Determine how many lines below contain the word "Deployment", then write that number by itself.

▶ **Supplied records**:
[Start of Attachment]
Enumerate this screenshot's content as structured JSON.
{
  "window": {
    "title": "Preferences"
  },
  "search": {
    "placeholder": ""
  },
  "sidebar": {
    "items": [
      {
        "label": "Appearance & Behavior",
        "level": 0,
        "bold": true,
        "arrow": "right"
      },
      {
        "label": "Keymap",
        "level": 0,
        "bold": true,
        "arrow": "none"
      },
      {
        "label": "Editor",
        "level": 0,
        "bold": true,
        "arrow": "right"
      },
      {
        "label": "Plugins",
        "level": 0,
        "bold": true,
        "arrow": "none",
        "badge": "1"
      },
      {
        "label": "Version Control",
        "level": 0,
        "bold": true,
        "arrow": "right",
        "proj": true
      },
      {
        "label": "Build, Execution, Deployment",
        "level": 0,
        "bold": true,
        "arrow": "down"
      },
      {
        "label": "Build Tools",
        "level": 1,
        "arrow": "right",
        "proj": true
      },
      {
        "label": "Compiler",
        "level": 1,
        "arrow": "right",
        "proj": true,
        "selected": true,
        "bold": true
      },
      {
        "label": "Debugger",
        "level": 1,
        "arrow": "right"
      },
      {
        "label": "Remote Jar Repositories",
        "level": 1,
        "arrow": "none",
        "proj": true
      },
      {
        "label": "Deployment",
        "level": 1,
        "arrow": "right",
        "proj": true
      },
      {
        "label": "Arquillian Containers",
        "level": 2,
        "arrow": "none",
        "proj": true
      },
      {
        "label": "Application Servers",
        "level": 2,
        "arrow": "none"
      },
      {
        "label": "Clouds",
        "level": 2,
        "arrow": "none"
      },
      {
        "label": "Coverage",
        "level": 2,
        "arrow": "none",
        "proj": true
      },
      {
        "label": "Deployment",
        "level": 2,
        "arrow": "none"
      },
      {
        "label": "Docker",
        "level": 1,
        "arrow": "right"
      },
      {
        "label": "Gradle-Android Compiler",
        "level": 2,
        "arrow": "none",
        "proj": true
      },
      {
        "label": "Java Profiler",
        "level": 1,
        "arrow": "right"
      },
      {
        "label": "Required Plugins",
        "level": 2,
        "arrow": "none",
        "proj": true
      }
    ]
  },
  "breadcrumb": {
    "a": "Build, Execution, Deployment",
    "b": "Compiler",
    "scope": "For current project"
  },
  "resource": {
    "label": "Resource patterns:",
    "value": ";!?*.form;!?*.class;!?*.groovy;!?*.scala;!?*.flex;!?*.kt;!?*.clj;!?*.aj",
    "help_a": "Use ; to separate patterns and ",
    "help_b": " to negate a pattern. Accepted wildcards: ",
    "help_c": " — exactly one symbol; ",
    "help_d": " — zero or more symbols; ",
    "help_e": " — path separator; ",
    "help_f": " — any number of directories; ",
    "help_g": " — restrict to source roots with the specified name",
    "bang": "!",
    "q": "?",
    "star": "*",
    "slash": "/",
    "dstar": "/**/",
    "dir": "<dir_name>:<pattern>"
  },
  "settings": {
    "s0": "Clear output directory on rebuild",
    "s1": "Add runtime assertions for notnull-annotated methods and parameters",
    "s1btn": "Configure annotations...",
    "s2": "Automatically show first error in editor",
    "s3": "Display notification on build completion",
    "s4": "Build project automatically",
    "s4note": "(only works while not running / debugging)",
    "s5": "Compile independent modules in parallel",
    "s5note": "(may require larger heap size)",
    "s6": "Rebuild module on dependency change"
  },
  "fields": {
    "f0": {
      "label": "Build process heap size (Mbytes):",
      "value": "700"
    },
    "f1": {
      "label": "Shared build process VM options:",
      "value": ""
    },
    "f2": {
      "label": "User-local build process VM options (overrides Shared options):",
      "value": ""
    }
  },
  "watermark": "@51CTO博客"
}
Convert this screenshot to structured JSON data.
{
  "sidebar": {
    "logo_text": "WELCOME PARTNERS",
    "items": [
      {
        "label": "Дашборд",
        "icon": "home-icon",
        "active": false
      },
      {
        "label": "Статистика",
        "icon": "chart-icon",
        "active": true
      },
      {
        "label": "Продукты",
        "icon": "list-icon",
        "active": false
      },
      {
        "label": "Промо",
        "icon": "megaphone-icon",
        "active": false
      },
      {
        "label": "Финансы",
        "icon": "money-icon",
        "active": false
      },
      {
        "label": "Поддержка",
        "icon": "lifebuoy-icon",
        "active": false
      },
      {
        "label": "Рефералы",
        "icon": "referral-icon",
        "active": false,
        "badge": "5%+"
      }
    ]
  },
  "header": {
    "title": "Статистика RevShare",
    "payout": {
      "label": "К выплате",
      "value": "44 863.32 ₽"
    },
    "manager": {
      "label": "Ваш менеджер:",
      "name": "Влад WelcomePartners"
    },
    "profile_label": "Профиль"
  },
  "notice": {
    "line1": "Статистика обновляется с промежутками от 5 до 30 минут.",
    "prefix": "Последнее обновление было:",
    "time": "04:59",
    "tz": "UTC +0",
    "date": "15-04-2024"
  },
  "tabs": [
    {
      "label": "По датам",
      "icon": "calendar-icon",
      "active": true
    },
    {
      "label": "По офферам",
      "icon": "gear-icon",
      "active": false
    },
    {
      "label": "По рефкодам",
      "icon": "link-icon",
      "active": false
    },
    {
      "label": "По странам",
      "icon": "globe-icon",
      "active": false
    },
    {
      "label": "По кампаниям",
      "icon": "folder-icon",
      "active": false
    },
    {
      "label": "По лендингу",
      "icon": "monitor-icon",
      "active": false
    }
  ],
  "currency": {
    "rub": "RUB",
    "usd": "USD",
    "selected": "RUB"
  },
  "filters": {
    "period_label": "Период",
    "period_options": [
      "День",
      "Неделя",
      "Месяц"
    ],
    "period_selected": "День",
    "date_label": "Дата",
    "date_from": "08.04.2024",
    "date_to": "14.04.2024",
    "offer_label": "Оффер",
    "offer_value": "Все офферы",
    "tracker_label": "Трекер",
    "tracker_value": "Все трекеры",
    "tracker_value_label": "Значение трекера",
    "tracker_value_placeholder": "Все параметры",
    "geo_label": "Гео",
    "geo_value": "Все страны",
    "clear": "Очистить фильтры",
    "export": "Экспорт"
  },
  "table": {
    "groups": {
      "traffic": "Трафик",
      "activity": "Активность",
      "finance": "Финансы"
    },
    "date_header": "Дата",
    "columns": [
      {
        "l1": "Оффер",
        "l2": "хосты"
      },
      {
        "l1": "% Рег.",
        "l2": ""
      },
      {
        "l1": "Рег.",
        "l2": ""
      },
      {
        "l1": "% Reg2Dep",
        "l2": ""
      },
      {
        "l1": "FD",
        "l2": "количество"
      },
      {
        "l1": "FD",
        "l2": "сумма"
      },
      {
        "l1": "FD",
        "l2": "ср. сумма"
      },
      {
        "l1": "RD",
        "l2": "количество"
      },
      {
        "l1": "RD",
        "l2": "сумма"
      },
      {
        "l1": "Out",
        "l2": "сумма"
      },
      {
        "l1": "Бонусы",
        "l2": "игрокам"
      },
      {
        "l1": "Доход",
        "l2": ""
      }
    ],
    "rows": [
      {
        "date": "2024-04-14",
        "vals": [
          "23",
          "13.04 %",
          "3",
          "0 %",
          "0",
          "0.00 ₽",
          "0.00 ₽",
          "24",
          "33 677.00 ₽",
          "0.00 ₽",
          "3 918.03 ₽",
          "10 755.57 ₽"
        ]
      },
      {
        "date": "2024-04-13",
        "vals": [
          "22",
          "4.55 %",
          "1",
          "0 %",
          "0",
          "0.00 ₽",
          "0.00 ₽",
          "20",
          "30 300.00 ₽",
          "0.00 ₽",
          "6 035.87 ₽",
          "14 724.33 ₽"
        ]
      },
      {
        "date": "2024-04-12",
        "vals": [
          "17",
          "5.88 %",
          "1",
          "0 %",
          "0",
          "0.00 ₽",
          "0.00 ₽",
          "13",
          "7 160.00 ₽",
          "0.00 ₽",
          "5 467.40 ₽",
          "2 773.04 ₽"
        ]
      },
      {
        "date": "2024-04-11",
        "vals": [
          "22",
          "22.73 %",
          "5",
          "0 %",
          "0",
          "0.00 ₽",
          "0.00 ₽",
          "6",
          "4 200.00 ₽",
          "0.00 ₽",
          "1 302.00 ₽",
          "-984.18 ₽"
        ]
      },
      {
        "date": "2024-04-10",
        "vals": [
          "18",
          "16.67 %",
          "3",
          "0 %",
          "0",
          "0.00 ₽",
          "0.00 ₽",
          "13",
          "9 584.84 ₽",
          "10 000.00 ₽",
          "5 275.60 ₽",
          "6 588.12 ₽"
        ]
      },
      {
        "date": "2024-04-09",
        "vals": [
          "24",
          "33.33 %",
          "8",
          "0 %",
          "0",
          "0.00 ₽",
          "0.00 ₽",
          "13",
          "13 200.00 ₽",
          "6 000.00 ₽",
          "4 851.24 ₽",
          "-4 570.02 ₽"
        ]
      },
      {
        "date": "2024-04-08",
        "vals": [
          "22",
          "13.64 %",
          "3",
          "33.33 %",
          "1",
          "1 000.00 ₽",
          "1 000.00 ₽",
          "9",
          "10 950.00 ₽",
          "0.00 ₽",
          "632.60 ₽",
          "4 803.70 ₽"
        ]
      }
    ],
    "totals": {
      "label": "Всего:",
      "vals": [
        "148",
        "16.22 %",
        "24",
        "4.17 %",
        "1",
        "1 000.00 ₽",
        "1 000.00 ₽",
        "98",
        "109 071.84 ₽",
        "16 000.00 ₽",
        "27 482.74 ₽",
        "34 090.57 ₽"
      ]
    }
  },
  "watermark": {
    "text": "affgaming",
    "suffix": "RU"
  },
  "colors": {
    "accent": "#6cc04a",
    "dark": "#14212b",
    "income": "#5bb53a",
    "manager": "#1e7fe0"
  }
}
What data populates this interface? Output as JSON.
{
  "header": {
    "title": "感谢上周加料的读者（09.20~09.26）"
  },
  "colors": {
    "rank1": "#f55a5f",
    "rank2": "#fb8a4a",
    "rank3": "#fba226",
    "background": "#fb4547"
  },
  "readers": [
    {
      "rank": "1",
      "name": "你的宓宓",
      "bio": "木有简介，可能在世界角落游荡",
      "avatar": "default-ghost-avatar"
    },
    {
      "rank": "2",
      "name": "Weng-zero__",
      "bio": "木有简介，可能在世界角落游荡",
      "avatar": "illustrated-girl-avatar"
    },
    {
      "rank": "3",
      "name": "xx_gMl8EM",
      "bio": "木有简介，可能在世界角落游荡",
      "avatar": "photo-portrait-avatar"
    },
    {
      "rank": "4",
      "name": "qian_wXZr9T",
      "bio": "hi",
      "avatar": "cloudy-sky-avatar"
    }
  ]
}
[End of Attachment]
▶ **Solution**: 4